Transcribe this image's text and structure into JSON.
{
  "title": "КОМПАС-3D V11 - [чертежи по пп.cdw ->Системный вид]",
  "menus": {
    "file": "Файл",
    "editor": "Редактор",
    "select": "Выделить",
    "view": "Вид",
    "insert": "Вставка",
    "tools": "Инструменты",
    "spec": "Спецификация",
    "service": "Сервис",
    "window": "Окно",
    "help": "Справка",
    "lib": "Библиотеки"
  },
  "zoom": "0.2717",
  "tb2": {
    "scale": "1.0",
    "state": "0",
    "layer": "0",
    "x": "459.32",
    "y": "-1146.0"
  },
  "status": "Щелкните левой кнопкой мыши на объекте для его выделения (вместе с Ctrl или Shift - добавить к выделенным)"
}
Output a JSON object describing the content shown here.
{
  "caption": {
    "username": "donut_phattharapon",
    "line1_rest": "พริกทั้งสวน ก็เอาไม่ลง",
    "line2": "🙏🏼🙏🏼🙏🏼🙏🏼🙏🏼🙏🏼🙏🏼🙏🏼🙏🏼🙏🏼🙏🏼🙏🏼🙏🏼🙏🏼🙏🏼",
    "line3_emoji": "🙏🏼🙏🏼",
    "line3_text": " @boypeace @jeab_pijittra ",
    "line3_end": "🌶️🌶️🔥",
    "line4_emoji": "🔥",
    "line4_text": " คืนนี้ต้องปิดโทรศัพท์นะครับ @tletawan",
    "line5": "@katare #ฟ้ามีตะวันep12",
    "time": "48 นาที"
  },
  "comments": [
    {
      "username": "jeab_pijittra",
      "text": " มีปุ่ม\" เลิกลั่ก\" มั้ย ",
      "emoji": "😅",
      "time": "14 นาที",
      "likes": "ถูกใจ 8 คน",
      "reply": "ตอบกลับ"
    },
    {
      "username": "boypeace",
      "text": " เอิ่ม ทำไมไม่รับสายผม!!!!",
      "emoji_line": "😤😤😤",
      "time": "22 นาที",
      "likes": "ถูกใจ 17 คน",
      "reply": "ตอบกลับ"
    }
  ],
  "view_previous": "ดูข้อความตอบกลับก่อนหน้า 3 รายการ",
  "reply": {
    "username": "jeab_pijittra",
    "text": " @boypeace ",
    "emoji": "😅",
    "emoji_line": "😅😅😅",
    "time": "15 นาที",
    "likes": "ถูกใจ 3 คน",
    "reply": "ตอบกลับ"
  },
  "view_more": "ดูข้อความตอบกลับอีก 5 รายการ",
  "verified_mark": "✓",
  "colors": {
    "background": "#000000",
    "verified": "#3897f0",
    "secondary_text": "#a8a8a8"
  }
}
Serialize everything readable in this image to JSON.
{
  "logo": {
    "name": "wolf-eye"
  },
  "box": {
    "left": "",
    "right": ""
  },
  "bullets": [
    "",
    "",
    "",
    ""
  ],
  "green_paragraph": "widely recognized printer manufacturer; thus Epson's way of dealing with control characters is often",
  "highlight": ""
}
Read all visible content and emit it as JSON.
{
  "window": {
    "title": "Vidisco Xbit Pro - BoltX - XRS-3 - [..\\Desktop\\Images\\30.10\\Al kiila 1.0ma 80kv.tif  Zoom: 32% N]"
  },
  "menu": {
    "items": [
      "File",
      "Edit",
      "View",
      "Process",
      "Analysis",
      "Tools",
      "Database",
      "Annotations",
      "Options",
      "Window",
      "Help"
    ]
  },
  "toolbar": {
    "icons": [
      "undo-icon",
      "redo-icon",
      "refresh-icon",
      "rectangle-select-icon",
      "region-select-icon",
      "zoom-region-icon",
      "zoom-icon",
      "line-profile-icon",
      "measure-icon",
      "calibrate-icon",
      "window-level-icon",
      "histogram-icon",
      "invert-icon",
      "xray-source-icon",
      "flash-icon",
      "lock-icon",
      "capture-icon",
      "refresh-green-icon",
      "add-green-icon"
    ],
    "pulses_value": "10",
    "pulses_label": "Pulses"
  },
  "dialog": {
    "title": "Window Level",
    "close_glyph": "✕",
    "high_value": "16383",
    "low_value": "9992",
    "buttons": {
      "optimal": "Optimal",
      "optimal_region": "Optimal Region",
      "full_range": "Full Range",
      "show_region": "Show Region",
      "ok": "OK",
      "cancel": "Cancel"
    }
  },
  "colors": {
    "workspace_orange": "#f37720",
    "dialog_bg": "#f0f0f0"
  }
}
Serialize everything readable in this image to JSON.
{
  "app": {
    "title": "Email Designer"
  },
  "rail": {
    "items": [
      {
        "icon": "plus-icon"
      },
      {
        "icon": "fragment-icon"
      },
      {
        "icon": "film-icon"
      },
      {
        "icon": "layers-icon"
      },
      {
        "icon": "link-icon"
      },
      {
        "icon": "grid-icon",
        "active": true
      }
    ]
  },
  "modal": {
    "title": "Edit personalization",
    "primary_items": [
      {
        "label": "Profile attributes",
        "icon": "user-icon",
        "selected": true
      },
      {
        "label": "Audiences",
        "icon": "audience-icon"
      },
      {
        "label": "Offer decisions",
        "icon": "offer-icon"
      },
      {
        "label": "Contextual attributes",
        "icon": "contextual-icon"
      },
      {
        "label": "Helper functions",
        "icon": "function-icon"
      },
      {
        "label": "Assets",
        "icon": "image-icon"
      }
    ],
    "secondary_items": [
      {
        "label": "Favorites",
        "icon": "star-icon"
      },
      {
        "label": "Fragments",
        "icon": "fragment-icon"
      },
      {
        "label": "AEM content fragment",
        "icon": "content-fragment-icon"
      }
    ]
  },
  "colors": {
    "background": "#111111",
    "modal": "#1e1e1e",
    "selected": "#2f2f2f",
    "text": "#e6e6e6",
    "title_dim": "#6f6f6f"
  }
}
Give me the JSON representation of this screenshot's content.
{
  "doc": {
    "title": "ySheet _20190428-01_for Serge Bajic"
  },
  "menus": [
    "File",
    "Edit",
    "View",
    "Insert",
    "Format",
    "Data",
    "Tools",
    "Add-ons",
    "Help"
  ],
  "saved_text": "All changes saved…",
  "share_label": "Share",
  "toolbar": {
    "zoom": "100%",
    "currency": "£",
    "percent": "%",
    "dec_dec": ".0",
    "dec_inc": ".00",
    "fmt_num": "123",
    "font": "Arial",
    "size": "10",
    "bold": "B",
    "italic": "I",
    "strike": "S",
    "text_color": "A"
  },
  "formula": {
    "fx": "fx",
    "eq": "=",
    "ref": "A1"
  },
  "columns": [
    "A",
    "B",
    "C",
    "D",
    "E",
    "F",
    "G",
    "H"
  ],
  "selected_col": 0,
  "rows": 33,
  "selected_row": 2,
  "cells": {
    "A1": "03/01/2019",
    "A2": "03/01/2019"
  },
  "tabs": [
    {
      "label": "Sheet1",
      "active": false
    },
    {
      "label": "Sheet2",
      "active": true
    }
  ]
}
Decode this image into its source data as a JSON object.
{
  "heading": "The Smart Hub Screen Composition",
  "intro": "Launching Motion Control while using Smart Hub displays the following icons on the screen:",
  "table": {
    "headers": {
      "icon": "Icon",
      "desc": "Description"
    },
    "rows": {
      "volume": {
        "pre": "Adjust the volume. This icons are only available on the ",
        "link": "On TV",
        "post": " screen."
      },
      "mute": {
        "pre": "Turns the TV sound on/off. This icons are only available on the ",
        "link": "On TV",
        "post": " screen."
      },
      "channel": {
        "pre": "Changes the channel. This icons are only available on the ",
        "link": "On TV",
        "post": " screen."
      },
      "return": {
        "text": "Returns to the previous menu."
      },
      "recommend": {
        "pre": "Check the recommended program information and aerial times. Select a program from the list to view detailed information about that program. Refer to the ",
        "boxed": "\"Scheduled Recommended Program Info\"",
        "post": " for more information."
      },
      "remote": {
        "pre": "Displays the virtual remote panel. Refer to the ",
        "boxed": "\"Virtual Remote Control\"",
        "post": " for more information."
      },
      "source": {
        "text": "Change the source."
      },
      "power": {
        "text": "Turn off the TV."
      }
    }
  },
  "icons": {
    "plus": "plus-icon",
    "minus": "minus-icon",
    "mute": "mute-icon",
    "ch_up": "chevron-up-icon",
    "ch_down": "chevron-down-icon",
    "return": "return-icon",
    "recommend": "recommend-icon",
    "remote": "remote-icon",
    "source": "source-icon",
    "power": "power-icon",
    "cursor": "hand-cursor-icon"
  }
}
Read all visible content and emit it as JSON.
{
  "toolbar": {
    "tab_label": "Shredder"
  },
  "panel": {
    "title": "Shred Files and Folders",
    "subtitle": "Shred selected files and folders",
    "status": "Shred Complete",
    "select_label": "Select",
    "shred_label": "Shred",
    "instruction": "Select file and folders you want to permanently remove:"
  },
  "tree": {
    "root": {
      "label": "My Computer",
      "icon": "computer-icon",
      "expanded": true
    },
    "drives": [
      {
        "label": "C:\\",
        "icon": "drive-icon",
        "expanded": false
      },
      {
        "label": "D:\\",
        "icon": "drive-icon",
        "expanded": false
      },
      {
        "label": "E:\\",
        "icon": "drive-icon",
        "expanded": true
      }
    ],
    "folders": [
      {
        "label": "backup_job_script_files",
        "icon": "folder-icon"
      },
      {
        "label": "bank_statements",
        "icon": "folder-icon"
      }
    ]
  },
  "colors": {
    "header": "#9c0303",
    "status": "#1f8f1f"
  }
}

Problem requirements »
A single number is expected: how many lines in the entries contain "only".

Expected answer »
3